Series one, episode one
Pablo Picasso bought a TV to watch the marriage of Princess Margaret. This gem is probably worth the price of admission on its own here, because otherwise this trawl of the archives is rather workaday, with little in the way of mood-brighteners.
The problem is one of history. By the time these artists who were at their most incisive from 1900 to 1939 were appearing on TV, they were old men. In the ’60s, TV interviews were conducted by old men: they had the requisite authority for this culturally suspect medium. So: a lot of old men. And Joan Bakewell.
She tackles Marcel Duchamp with aplomb. Malcolm Muggeridge can’t think of anything to ask Salvador Dalí apart from what happens to his moustache overnight. Future episodes should be more fluid, though a three-part series how art has been presented on TV through the decades could be great.
James Cochran EC3
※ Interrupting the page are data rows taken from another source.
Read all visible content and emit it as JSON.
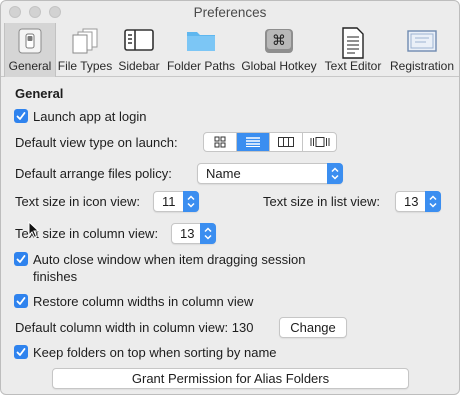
{
  "window": {
    "title": "Preferences"
  },
  "toolbar": {
    "items": [
      {
        "label": "General",
        "icon": "general-switch-icon",
        "selected": true
      },
      {
        "label": "File Types",
        "icon": "file-types-icon"
      },
      {
        "label": "Sidebar",
        "icon": "sidebar-icon"
      },
      {
        "label": "Folder Paths",
        "icon": "folder-icon"
      },
      {
        "label": "Global Hotkey",
        "icon": "command-key-icon"
      },
      {
        "label": "Text Editor",
        "icon": "text-document-icon"
      },
      {
        "label": "Registration",
        "icon": "certificate-icon"
      }
    ]
  },
  "general": {
    "section_title": "General",
    "launch_at_login": {
      "label": "Launch app at login",
      "checked": true
    },
    "default_view_label": "Default view type on launch:",
    "view_modes": [
      "icon-view",
      "list-view",
      "column-view",
      "gallery-view"
    ],
    "view_selected": "list-view",
    "arrange_label": "Default arrange files policy:",
    "arrange_value": "Name",
    "icon_text_size_label": "Text size in icon view:",
    "icon_text_size_value": "11",
    "list_text_size_label": "Text size in list view:",
    "list_text_size_value": "13",
    "column_text_size_label": "Text size in column view:",
    "column_text_size_value": "13",
    "auto_close": {
      "label_line1": "Auto close window when item dragging session",
      "label_line2": "finishes",
      "checked": true
    },
    "restore_columns": {
      "label": "Restore column widths in column view",
      "checked": true
    },
    "column_width_label": "Default column width in column view: 130",
    "change_button": "Change",
    "folders_on_top": {
      "label": "Keep folders on top when sorting by name",
      "checked": true
    },
    "grant_button": "Grant Permission for Alias Folders"
  },
  "colors": {
    "accent": "#3b8ef0",
    "checkbox": "#2f83ee",
    "window_bg": "#ececec"
  }
}
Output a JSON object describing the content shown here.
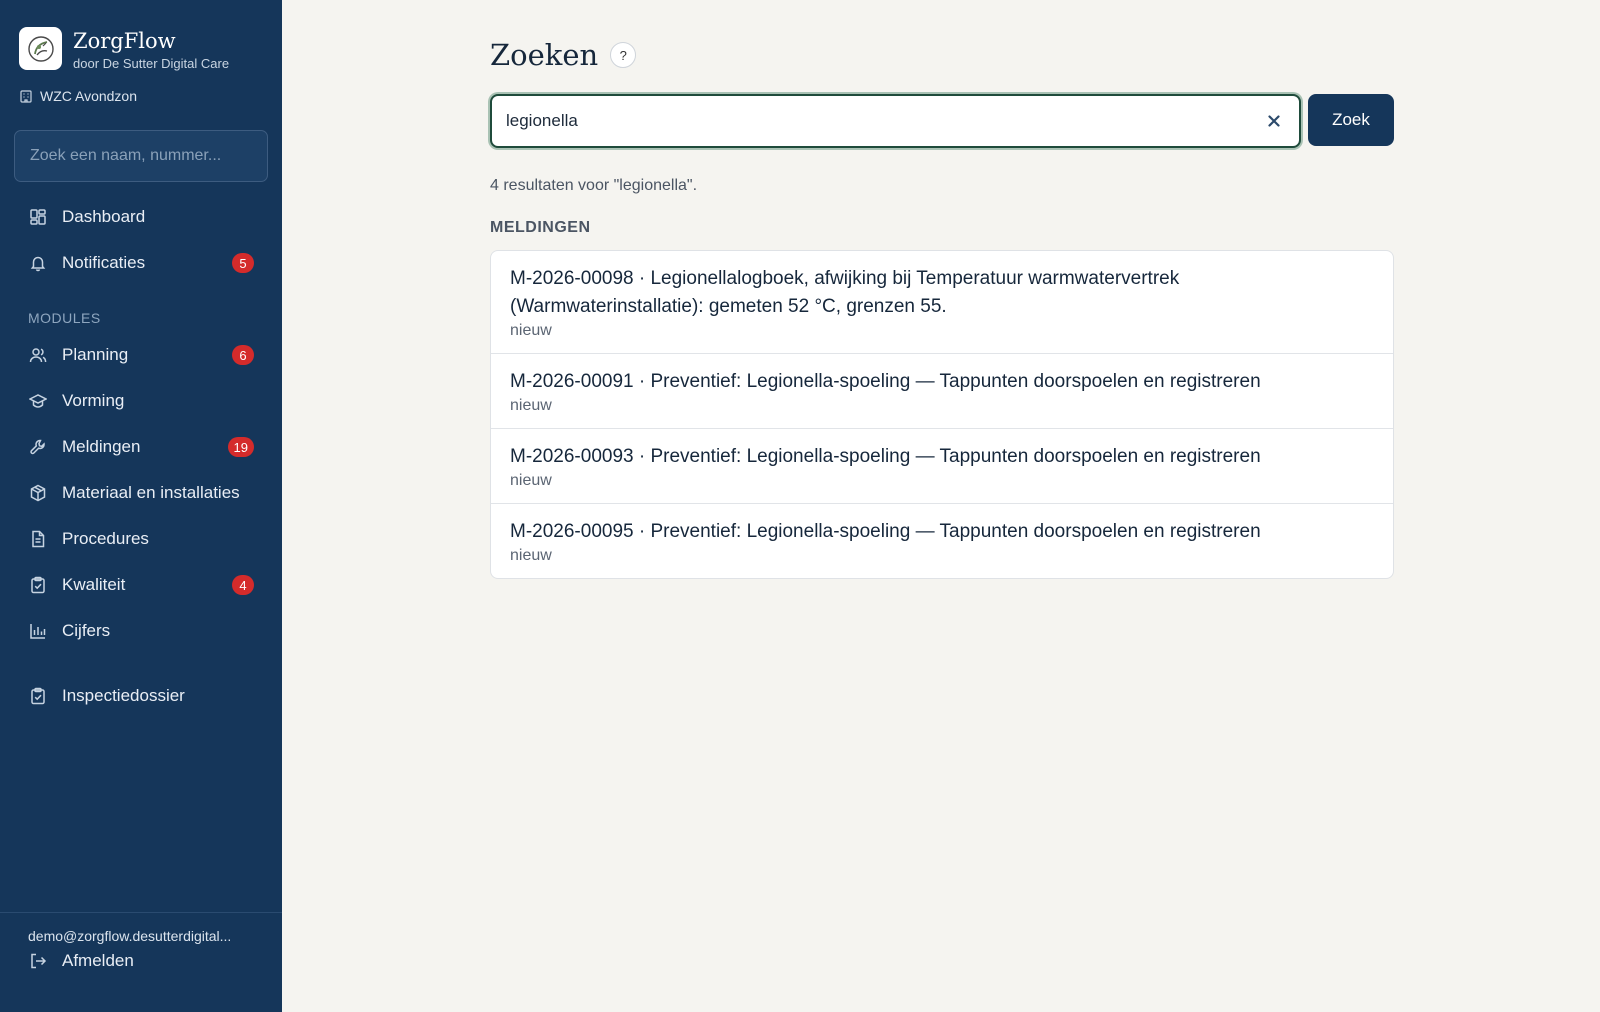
{
  "brand": {
    "name": "ZorgFlow",
    "subtitle": "door De Sutter Digital Care"
  },
  "org": {
    "name": "WZC Avondzon"
  },
  "sidebar_search": {
    "placeholder": "Zoek een naam, nummer..."
  },
  "nav": {
    "dashboard": {
      "label": "Dashboard"
    },
    "notificaties": {
      "label": "Notificaties",
      "badge": "5"
    },
    "modules_label": "MODULES",
    "planning": {
      "label": "Planning",
      "badge": "6"
    },
    "vorming": {
      "label": "Vorming"
    },
    "meldingen": {
      "label": "Meldingen",
      "badge": "19"
    },
    "materiaal": {
      "label": "Materiaal en installaties"
    },
    "procedures": {
      "label": "Procedures"
    },
    "kwaliteit": {
      "label": "Kwaliteit",
      "badge": "4"
    },
    "cijfers": {
      "label": "Cijfers"
    },
    "inspectiedossier": {
      "label": "Inspectiedossier"
    }
  },
  "user": {
    "email": "demo@zorgflow.desutterdigital...",
    "logout_label": "Afmelden"
  },
  "main": {
    "title": "Zoeken",
    "help_label": "?",
    "search": {
      "value": "legionella",
      "button_label": "Zoek"
    },
    "result_count": "4 resultaten voor \"legionella\".",
    "section_label": "MELDINGEN",
    "results": [
      {
        "title": "M-2026-00098 · Legionellalogboek, afwijking bij Temperatuur warmwatervertrek (Warmwaterinstallatie): gemeten 52 °C, grenzen 55.",
        "status": "nieuw"
      },
      {
        "title": "M-2026-00091 · Preventief: Legionella-spoeling — Tappunten doorspoelen en registreren",
        "status": "nieuw"
      },
      {
        "title": "M-2026-00093 · Preventief: Legionella-spoeling — Tappunten doorspoelen en registreren",
        "status": "nieuw"
      },
      {
        "title": "M-2026-00095 · Preventief: Legionella-spoeling — Tappunten doorspoelen en registreren",
        "status": "nieuw"
      }
    ]
  },
  "colors": {
    "sidebar_bg": "#15365a",
    "badge": "#d42b2b",
    "primary_button": "#15365a",
    "page_bg": "#f5f4f0",
    "focus_ring": "#1f4b3b"
  }
}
Bevis Marks: a peculiarly named street on the eastern edge of the City, full of ugly offices and dingy sandwich bars, but also home to the country’s oldest synagogue – and a much newer arrival, the first permanent restaurant under the aegis of one James Cochran. After five years at The Ledbury and a residency at BYOC in Soho, he’s picked the Aldgate/Liverpool Street interzone to put his name over the door. James Cochran EC3 is a light, spacious sort of a place, with big round tables and some harmlessly horrible paintings: just right for a smart-casual business lunch. It might struggle to stand out in the square mile if it weren’t for two things: the quality of the cooking (high, consistently) and the prices (low, relatively). Sourcing all your produce from English suppliers is one thing, but JC’s imaginative approach – hat-tipping to his Jamaican-Scottish heritage – is something else. When you go, order the jerk buttermilk fried chicken with just the right balance of scotch bonnet heat and coriander coolness – get two portions if possible. Smooth and creamy goat’s curd came on a cracker made of porridge oats and marjoram (that’s English for oregano), and the salsify fritter was basically a big, truffly, rooty English croquette: again, get a couple. A parsnip dish (one of just a couple of veggie options) and a quince-and-honey dessert were solid too. My one big nitpick was aesthetic: enough with the Pollocky sauce dribbles! But strong food, affable service (they found us a
Venue says: “Beer Tasting evening Thursday 25th May, 5-Courses paired with beer, £45pp 6-8pm”